Britain’s factories laid off staff in September for the first time in more than two years as the recession in the manufacturing sector bit.

Official figures yesterday showed that manufacturing contracted by 0.6 per cent in the first half of the year. September’s purchasing managers’ index for the sector indicated the decline continued into the third quarter.

The closely followed indicator slipped to 51.5 from 51.6 in August. While the reading of above 50 still signalled some growth, it was the equal weakest performance since 2013 and no better than the long-run average for the series.

Rob Dobson, senior economist at Markit, said: “The UK manufacturing sector remained sluggish at the end of the third quarter, stunned by a triple combination of a sharp slowdown in consumer spending, weak business investment and stagnating export order inflows.

“The survey is still broadly consistent with stagnation, or even a mild downturn, when compared to official data.” Thank you for stopping by. Before we carry on I want to to give thanks to for their continued support and the support of their online community. Having a support team like this means a lot to us as we continue to grow our very own blog.

As optimism waned, companies cut jobs for the first time since April 2013. The survey’s jobs index fell below the 50 mark. Overall, Britain’s manufacturing sector is now performing more weakly than in the eurozone, which has been helped by a large depreciation in the currency.

On a more positive note, UK productivity finally bounced back strongly in the three months to June, according to the Office for National Statistics. Output per hour rose by 0.9 per cent, the sharpest quarterly rise in four years.

Output per hour is now the highest on record but is still languishing 15 per cent below where it would have been on pre-crisis trends. The authorities have long been waiting for signs of a rebound as UK workers are about a third less efficient than in Germany and France.

Signs of a nascent recovery in productivity alongside rising unit labour costs moved the UK closer to its first interest rate rise since 2007. Mark Carney, the Bank of England governor, has said he would need to see “unit labour costs start to move up into the high ones and the twos [per cent]”.

The ONS data showed that year-on-year unit labour cost growth rocketed from 0.3 per cent in the first quarter to 2.2 per cent – its highest since 2012. Alan Clarke, UK economist at Scotiabank, said that was “another box ticked for a rate hike”.

The pound rose 0.12 per cent against the dollar and 0.33 per cent against the euro in early trading.

Manufacturing was again a weak point, with output per hour declining by 0.5 per cent and unit labour costs rising by 3.1 per cent – indicating the build-up of some inflationary pressure in the industry.

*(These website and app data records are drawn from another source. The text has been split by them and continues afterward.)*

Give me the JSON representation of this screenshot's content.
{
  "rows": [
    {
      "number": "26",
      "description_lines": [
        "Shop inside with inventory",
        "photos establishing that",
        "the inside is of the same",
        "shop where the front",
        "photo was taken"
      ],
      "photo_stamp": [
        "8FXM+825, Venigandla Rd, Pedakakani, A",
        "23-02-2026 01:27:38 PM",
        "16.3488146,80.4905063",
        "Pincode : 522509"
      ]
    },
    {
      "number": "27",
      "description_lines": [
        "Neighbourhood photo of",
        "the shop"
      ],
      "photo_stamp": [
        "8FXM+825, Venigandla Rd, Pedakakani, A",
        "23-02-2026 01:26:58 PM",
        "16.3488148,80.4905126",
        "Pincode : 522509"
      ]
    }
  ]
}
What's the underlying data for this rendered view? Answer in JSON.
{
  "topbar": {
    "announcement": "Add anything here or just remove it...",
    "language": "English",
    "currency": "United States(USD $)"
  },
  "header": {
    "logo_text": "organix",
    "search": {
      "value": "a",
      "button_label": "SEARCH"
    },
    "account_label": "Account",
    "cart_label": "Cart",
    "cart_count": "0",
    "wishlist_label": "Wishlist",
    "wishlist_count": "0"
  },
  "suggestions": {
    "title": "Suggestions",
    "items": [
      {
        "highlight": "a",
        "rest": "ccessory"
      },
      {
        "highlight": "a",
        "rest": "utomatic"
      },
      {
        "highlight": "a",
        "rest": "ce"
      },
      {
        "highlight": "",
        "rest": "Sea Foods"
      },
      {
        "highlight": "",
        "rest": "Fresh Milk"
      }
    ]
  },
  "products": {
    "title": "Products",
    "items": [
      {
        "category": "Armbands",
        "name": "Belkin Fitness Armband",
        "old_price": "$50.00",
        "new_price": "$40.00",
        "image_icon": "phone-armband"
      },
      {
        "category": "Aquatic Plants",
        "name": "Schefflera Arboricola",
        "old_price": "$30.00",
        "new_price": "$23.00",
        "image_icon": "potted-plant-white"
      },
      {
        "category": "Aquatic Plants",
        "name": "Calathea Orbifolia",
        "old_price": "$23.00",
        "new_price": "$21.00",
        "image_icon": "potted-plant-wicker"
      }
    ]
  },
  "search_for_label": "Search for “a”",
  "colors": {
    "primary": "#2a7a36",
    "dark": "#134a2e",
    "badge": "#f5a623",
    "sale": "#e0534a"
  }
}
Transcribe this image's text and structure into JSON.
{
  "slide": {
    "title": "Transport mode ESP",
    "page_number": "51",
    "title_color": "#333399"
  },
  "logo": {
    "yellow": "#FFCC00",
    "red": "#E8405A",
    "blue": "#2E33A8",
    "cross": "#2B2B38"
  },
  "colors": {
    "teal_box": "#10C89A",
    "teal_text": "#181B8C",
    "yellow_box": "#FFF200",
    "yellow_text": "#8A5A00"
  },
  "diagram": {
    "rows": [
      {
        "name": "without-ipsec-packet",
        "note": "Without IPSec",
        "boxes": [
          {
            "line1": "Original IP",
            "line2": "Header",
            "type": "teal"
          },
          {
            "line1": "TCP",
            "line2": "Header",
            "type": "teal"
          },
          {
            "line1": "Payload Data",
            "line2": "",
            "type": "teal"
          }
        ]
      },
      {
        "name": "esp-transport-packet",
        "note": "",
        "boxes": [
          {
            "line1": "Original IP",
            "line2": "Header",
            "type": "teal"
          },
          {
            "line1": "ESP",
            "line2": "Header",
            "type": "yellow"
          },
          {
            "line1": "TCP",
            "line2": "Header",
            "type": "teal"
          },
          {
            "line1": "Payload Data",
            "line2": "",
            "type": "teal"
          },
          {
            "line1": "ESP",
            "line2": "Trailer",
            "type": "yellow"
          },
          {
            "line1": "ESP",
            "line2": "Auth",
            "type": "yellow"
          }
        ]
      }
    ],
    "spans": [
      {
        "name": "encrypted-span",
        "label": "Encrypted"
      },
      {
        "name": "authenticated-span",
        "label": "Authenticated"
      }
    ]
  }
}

Problems in Britain’s factories underlined the two-speed nature of the recovery, as the services sector continued to bound ahead. Output per hour in the services sector grew 0.7 per cent in quarter.

Zach Witton, deputy chief economist at EEF, the manufacturers’ organisation, said: “The data suggests the challenging export environment and weak demand for investment goods in the oil and gas sector has started to take a toll on business confidence.

“There are also signs that domestic demand driven by consumers – a recent key supporter of the PMI – is coming off the boil, with consumer goods producers seeing a substantial slowdown in output growth. Overall, until we see an improvement in export markets, manufacturing will remain under pressure.”